*** The records ***
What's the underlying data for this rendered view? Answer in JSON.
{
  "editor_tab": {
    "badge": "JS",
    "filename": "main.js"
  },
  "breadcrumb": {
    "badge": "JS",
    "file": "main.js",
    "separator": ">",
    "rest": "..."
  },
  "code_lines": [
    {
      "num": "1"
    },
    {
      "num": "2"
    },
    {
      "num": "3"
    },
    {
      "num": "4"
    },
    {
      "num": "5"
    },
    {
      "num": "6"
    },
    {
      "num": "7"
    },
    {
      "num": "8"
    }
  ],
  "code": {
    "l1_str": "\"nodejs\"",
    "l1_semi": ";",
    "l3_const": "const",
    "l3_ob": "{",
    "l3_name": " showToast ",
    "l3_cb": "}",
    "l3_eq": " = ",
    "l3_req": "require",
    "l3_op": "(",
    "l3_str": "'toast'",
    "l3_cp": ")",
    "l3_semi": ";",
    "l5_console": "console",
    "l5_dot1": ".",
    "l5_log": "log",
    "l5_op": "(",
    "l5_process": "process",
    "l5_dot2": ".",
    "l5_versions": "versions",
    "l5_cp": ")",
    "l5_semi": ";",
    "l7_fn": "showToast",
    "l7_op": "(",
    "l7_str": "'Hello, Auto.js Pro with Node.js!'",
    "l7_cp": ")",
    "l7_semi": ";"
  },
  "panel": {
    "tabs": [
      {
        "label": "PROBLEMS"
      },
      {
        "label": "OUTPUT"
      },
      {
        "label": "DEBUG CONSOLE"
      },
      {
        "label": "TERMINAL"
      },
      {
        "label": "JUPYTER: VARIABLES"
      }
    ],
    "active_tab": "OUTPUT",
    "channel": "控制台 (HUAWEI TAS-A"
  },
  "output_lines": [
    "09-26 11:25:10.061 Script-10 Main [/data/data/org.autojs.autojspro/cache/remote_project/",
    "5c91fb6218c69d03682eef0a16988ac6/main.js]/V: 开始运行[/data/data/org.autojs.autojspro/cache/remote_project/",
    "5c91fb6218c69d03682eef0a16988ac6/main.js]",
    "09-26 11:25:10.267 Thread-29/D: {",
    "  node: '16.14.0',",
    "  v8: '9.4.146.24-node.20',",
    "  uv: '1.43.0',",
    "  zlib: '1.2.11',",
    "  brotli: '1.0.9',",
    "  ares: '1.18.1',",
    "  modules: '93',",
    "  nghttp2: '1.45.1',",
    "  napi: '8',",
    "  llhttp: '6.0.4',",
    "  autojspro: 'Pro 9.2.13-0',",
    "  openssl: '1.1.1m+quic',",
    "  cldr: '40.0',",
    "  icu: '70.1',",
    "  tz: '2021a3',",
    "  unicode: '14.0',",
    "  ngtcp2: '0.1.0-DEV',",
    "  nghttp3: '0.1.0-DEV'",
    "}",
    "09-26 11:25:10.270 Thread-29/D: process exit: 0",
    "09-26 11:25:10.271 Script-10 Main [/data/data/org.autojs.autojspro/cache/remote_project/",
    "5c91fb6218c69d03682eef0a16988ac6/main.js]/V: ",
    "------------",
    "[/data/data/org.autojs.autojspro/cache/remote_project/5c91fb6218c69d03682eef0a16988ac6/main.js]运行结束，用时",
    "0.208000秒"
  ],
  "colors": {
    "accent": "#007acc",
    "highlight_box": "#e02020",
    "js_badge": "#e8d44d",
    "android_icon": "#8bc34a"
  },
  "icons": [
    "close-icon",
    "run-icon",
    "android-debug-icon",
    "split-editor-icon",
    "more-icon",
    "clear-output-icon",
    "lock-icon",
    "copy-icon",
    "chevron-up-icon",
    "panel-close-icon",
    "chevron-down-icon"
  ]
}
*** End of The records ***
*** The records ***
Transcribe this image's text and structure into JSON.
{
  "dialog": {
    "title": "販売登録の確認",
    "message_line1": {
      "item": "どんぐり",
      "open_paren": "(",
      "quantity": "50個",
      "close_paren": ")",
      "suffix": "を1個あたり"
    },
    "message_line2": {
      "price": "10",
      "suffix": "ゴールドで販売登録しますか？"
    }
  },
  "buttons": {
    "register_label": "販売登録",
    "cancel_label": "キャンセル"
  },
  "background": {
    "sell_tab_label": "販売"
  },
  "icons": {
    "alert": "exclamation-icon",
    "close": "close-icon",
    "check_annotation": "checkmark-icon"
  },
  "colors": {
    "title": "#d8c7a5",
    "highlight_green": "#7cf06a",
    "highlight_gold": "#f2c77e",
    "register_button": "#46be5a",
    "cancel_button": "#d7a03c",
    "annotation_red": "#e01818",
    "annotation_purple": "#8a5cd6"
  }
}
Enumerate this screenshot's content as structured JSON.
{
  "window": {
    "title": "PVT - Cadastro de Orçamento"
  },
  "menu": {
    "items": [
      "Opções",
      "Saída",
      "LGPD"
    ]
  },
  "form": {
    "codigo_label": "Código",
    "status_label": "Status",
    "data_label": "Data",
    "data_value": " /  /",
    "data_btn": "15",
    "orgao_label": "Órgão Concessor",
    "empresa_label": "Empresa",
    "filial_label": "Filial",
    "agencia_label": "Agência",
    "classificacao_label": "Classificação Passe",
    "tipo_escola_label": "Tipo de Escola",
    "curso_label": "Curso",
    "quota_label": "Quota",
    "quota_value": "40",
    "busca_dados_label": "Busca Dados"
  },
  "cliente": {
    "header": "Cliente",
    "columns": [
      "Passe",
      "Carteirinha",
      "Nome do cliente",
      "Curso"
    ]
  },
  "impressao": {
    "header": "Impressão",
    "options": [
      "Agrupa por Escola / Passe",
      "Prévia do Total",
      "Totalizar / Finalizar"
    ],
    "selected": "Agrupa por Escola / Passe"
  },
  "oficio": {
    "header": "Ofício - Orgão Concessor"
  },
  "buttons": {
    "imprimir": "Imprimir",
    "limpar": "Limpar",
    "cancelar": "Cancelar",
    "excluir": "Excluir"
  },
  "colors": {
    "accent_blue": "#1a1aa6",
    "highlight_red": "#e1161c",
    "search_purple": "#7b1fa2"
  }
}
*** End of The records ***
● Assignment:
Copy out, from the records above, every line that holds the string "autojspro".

● Output below:
    "09-26 11:25:10.061 Script-10 Main [/data/data/org.autojs.autojspro/cache/remote_project/",
    "5c91fb6218c69d03682eef0a16988ac6/main.js]/V: 开始运行[/data/data/org.autojs.autojspro/cache/remote_project/",
    "  autojspro: 'Pro 9.2.13-0',",
    "09-26 11:25:10.271 Script-10 Main [/data/data/org.autojs.autojspro/cache/remote_project/",
    "[/data/data/org.autojs.autojspro/cache/remote_project/5c91fb6218c69d03682eef0a16988ac6/main.js]运行结束，用时",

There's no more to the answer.